● WHAT THIS TASK INVOLVES: Would you please restate every record exactly as written?

● DATA TO EXAMINE:
__________
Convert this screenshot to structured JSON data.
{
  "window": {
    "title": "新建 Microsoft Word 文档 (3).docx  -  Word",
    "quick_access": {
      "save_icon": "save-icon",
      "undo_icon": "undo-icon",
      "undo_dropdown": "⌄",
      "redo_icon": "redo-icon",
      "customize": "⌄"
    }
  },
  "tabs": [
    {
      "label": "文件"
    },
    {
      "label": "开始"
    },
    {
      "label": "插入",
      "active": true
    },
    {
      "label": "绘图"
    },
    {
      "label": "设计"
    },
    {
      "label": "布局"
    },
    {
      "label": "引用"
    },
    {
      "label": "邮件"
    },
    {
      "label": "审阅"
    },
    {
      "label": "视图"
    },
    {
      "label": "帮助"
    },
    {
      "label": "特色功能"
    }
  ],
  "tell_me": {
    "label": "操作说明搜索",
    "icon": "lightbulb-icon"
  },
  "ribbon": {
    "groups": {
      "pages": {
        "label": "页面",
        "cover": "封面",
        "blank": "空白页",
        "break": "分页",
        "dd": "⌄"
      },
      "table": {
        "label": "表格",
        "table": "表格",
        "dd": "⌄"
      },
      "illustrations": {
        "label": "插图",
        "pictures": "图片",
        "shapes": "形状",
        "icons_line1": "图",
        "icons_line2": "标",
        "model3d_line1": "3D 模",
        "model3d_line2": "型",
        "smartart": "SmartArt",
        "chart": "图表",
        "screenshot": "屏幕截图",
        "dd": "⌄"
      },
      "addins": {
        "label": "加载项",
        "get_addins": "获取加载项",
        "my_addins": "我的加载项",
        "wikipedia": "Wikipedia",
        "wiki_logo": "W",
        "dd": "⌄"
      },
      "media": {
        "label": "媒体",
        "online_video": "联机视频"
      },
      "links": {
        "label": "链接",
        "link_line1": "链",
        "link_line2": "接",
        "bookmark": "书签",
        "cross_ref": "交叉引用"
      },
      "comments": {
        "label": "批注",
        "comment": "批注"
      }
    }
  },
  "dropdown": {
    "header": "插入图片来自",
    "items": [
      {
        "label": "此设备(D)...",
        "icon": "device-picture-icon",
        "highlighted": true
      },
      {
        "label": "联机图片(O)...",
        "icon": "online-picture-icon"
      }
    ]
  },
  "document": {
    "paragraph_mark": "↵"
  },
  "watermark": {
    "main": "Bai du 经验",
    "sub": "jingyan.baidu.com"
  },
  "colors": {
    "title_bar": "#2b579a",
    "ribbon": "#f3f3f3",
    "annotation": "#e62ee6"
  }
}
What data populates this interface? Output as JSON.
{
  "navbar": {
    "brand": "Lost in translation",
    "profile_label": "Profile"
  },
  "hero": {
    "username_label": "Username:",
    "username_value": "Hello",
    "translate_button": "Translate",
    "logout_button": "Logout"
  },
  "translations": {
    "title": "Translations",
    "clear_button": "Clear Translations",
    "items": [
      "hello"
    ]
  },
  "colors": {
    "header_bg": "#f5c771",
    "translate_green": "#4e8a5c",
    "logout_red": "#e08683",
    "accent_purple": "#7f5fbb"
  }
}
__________
● WRITTEN SOLUTION:
Convert this screenshot to structured JSON data.
{
  "window": {
    "title": "新建 Microsoft Word 文档 (3).docx  -  Word",
    "quick_access": {
      "save_icon": "save-icon",
      "undo_icon": "undo-icon",
      "undo_dropdown": "⌄",
      "redo_icon": "redo-icon",
      "customize": "⌄"
    }
  },
  "tabs": [
    {
      "label": "文件"
    },
    {
      "label": "开始"
    },
    {
      "label": "插入",
      "active": true
    },
    {
      "label": "绘图"
    },
    {
      "label": "设计"
    },
    {
      "label": "布局"
    },
    {
      "label": "引用"
    },
    {
      "label": "邮件"
    },
    {
      "label": "审阅"
    },
    {
      "label": "视图"
    },
    {
      "label": "帮助"
    },
    {
      "label": "特色功能"
    }
  ],
  "tell_me": {
    "label": "操作说明搜索",
    "icon": "lightbulb-icon"
  },
  "ribbon": {
    "groups": {
      "pages": {
        "label": "页面",
        "cover": "封面",
        "blank": "空白页",
        "break": "分页",
        "dd": "⌄"
      },
      "table": {
        "label": "表格",
        "table": "表格",
        "dd": "⌄"
      },
      "illustrations": {
        "label": "插图",
        "pictures": "图片",
        "shapes": "形状",
        "icons_line1": "图",
        "icons_line2": "标",
        "model3d_line1": "3D 模",
        "model3d_line2": "型",
        "smartart": "SmartArt",
        "chart": "图表",
        "screenshot": "屏幕截图",
        "dd": "⌄"
      },
      "addins": {
        "label": "加载项",
        "get_addins": "获取加载项",
        "my_addins": "我的加载项",
        "wikipedia": "Wikipedia",
        "wiki_logo": "W",
        "dd": "⌄"
      },
      "media": {
        "label": "媒体",
        "online_video": "联机视频"
      },
      "links": {
        "label": "链接",
        "link_line1": "链",
        "link_line2": "接",
        "bookmark": "书签",
        "cross_ref": "交叉引用"
      },
      "comments": {
        "label": "批注",
        "comment": "批注"
      }
    }
  },
  "dropdown": {
    "header": "插入图片来自",
    "items": [
      {
        "label": "此设备(D)...",
        "icon": "device-picture-icon",
        "highlighted": true
      },
      {
        "label": "联机图片(O)...",
        "icon": "online-picture-icon"
      }
    ]
  },
  "document": {
    "paragraph_mark": "↵"
  },
  "watermark": {
    "main": "Bai du 经验",
    "sub": "jingyan.baidu.com"
  },
  "colors": {
    "title_bar": "#2b579a",
    "ribbon": "#f3f3f3",
    "annotation": "#e62ee6"
  }
}
What data populates this interface? Output as JSON.
{
  "navbar": {
    "brand": "Lost in translation",
    "profile_label": "Profile"
  },
  "hero": {
    "username_label": "Username:",
    "username_value": "Hello",
    "translate_button": "Translate",
    "logout_button": "Logout"
  },
  "translations": {
    "title": "Translations",
    "clear_button": "Clear Translations",
    "items": [
      "hello"
    ]
  },
  "colors": {
    "header_bg": "#f5c771",
    "translate_green": "#4e8a5c",
    "logout_red": "#e08683",
    "accent_purple": "#7f5fbb"
  }
}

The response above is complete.